Rockin’ Out on the Rock ‘n’ Roller Coaster Starring Aerosmith
Fret not, dear reader. All was not lost. As always, Walt Disney World was there to make dreams come true. In 1999, the Rock ‘n’ Roller Coaster Starring Aerosmith opened in Disney-MGM Studios (now known as Hollywood Studios). The attraction opened in grand fashion, with a private party featuring the members of Aerosmith and artist Denny Dent. Guests were brought to the party in a stretch limo and a handful of Guests even got to ride the coaster with members of the band.

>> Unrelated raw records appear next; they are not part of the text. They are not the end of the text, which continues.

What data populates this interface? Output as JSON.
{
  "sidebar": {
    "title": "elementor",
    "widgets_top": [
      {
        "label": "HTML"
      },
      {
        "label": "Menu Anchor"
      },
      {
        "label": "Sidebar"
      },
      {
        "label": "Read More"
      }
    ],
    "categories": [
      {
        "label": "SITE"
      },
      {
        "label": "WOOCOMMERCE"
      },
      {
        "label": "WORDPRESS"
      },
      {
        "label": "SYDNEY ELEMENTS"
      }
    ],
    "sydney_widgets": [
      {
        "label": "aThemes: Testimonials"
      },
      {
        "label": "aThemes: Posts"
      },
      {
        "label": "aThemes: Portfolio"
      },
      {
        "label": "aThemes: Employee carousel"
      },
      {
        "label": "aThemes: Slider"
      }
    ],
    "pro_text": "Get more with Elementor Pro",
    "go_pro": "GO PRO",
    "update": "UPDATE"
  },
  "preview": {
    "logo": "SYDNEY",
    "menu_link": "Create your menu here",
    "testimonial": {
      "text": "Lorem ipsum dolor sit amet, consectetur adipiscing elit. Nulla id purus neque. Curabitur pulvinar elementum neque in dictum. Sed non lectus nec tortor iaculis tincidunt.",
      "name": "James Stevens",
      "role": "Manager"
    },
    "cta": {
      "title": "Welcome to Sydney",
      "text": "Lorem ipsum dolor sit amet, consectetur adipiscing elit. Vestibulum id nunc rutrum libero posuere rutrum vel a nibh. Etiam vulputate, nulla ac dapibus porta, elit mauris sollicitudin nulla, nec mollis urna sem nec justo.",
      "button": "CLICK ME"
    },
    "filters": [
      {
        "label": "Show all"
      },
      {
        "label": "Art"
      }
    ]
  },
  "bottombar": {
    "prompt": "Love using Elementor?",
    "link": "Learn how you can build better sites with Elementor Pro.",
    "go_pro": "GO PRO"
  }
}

Interestingly, Aerosmith was not Disney’s first choice for the coaster. The original concept was to feature the Rolling Stones. There was only one small problem: they were too expensive. Mick Jagger and Keith Richards both expressed interest, but wanted $10 million a year for the rights. Other bands were also considered. Disney approached U2, who declined, and Kiss (also too expensive). That brought them to Aerosmith. Luckily, the “bad boys from Boston” loved the idea and collaborated on the creation of the attraction.
Sitting on Sunset Boulevard in Hollywood Studios, Guests are greeted to the attraction by an enormous Fender Stratocaster outside the building. The keys of an enormous keyboard sit at the base of the guitar. A poster of Aerosmith’s Steven Tyler and Joe Perry also hangs on the facade. A special insider tip: take a close look at the poster. There are hidden Mickeys there.
After entering the building, Guests find themselves in the studios of the fictional G-Force Records (a clever allusion to the five G’s of force Guests will soon experience on the coaster). An assortment of rock and roll memorabilia and posters can be seen, The RFID in your Magic Ban also means that your name may just appear on one of the posters.
The next stop is inside the actual recording studio. An assortment of instruments are scattered about the room behind glass. Further back in the room, the members of the band are crowded together in the control room. The band’s manager rushes in, informing the group that they need to get going, or they won’t make it to their concert. Lucky for all involved, the ever altruistic Steven Tyler insists that they can’t simply leave all the Guests behind. He insists they all be given backstage passes to the show. The manager promptly hops on the phone and arranges for a super stretch limousine to pick you up.
The “limo” is your ride vehicle, and each one holds 24 passengers. At any given time, there are five different limos in rotation. The soundtrack that accompanies your ride depends on which vehicle you board. If you have time to check, the license plate number on your vehicle will tip you off about what songs to expect:
1QKLIMO: “Nine Lives”
UGOBABE: “Love in an Elevator” (Rollercoaster) and “Walk This Way”
BUHBYE: “Young Lust”, “F.I.N.E.*” and “Love in an Elevator” (Rollercoaster)
H8TRFFC: “Back in the Saddle” and “Dude (Looks Like a Lady)”
2FAST4U: “Sweet Emotion”
Once you’re strapped in, get ready. A traffic sign flashes lines like, “Traffic Bug You? Then STEP on it!” an, “Detour Ahead Get Ready To Rock!” Steven Tyler gives a countdown, and then you’re off. Utilizing electromagnets, your vehicle launches from zero to 57 miles per hour in just 2.8 seconds. At that speed, most what you see as you race to the concert is just a blur. Billboards and other Hollywood landmarks glow around you, but they’re sporadic. For the most part, you’re just racing through the dark. Also, you might not want to get too comfortable. Once the coaster starts, the entire experience lasts around 75 seconds.
When you’re done, you might just feel dizzy, a little nauseous, and completely exhilarated. Congratulations! You now know what it feels like to be a rock star!